You'd think that all the space sci-fi novels and film have us well-prepped for the day aliens descend down to our little, insignificant planet that is but a fraction of a speck in our observable universe. But nope, the scientists are losing their cool and getting all giddy with excitement while I know I'm looking around with panic in my eyes plotting the escape from my desk to go and get my apocalypse supplies.
Apparently, scientists are beginning to speculate that the massive object that's been flying past earth for almost two months could be an alien spacecraft. It was first spotted in October after making a bold entrance to our solar system coming from interstellar space at a cool 300,000km/h – at least.
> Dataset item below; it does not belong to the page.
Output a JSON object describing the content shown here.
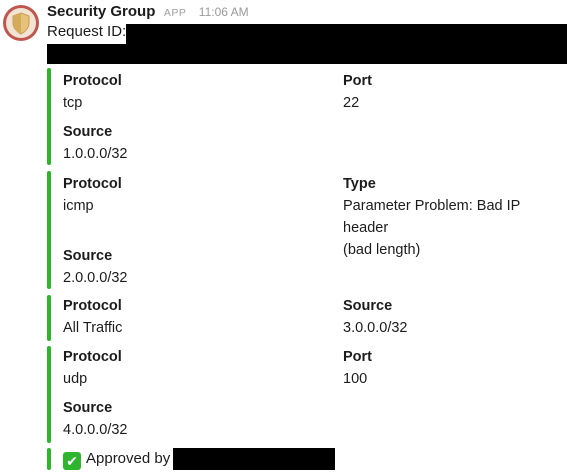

The thing has been named Oumuamua, and it looks to be hundreds of metres long but only one-tenth as wide. It's the first foreign object to come from another part of the galaxy to our own system, and while researchers first thought it was just a weird asteroid due to its unusually long cigar shape, now they're saying it might hail from some far away extra-terrestrial civilisation. SpoOoOoky.
Its unique shape is unlike any asteroid we've ever seen, and some are even pointing out the shape would be particularly well-designed for an interstellar spacecraft because it minimises friction and would have a better chance of navigating through interstellar gas and dust.
This kind of cigar shape hasn't been seen before in space, and it doesn't look like any kind of natural formation from our own solar system. This is what drew The Breakthrough Listen project to it – an organisation that searches for signs of extraterrestrial life founded by the Royal Society in London.
Advisor to the project and professor of astronomy at Harvard University, Avi Loeb, told The Guardian that they're keen to check if it has any kind of communicative capability.
"Most likely it is of natural origin, but because it is so peculiar, we would like to check if it has any sign of artificial origin, such as radio emissions," Loeb said. "If we do detect a signal that appears artificial in origin, we’ll know immediately."
"It’s curious that the first object we see from outside the solar system looks like that,” he said of its unique cylindrical shape. Curious indeed.
“It would be prudent just to check and look for signals,” Loeb continued. “Even if we find an artefact that was left over and there are no signs of life on it, that would be the greatest thrill I can imagine having in my lifetime.”
Researchers from the Search for Extra-Terrestrial Intelligence (SETI), who fund Breakthrough Listen, are setting up their mega-powerful Green Bank radio telescope in West Virginia in the US to get a better look at Oumuamua. They'll be able to track the fast-moving object flying nearby, and they're looking for possible artificial transmitters in particular.
These are exciting times, folks! Now run along and go and get your Spam and water supplies before anything too dramatic happens.